Record extracts section start
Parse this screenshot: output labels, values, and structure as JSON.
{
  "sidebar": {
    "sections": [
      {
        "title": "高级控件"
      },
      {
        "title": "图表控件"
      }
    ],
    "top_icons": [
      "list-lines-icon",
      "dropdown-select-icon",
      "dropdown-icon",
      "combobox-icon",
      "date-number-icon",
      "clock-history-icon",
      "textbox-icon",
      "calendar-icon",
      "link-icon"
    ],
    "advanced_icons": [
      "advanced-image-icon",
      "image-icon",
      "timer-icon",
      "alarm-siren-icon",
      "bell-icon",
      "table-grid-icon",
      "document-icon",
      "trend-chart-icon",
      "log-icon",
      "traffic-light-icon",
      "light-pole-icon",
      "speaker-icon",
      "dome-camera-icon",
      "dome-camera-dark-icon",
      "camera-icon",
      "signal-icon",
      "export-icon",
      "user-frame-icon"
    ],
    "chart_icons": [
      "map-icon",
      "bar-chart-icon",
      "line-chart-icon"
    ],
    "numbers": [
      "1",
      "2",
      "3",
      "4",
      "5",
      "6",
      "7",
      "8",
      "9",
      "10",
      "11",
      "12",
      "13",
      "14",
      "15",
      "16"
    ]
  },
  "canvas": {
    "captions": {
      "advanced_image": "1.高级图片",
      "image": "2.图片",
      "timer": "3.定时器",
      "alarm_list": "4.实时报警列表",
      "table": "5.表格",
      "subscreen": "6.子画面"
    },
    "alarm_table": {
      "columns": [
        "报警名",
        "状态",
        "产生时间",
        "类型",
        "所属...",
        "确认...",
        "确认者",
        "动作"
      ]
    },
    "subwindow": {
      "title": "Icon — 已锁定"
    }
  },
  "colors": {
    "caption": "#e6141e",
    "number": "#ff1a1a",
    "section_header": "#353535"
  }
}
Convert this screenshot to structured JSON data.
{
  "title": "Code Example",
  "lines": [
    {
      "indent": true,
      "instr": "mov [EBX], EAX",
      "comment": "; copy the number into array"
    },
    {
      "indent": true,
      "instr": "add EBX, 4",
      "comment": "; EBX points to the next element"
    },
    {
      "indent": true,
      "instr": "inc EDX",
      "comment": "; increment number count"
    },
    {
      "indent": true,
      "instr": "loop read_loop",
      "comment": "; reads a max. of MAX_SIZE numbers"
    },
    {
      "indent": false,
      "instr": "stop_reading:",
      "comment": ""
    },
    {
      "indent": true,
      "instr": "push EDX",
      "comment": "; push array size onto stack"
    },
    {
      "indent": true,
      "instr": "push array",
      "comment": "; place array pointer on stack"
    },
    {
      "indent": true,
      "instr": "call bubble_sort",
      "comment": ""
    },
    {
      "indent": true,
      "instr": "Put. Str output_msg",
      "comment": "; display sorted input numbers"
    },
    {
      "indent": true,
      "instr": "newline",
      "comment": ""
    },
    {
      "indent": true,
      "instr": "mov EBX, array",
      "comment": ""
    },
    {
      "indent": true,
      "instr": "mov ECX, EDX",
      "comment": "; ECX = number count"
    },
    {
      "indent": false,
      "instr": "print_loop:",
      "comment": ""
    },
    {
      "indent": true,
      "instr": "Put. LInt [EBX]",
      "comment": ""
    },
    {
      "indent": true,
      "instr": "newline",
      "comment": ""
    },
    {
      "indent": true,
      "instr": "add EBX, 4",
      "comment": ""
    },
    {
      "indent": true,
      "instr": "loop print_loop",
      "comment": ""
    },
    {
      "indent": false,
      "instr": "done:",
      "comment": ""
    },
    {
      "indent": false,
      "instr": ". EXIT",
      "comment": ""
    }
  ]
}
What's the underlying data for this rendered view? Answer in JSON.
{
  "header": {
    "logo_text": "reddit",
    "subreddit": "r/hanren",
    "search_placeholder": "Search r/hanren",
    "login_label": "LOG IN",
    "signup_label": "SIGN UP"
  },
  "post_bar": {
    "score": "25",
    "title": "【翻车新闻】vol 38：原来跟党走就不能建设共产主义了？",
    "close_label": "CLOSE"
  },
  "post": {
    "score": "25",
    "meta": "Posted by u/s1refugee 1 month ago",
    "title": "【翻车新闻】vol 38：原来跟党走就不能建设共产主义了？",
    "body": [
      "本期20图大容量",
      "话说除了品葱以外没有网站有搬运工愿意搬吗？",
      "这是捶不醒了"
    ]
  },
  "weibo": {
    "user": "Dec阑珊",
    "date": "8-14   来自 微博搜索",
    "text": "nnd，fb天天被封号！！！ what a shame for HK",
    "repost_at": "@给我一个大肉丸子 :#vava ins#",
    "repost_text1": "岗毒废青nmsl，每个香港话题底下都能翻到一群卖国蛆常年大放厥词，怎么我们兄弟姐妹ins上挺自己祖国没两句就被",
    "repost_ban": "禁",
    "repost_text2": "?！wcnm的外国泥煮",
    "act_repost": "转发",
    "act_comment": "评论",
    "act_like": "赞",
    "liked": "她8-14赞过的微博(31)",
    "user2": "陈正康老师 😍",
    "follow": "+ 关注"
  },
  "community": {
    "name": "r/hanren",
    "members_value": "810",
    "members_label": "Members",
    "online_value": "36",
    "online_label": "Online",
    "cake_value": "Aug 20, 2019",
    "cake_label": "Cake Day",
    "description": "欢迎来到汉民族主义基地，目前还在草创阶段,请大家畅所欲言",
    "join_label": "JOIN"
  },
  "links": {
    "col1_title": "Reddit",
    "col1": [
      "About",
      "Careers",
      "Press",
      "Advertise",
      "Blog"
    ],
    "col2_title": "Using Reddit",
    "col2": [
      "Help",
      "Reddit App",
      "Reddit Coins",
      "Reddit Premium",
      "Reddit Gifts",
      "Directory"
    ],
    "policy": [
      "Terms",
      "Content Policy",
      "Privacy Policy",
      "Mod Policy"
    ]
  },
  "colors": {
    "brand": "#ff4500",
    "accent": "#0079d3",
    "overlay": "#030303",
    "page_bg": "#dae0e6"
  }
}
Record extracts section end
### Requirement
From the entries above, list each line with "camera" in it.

### Reply
      "dome-camera-icon",
      "dome-camera-dark-icon",
      "camera-icon",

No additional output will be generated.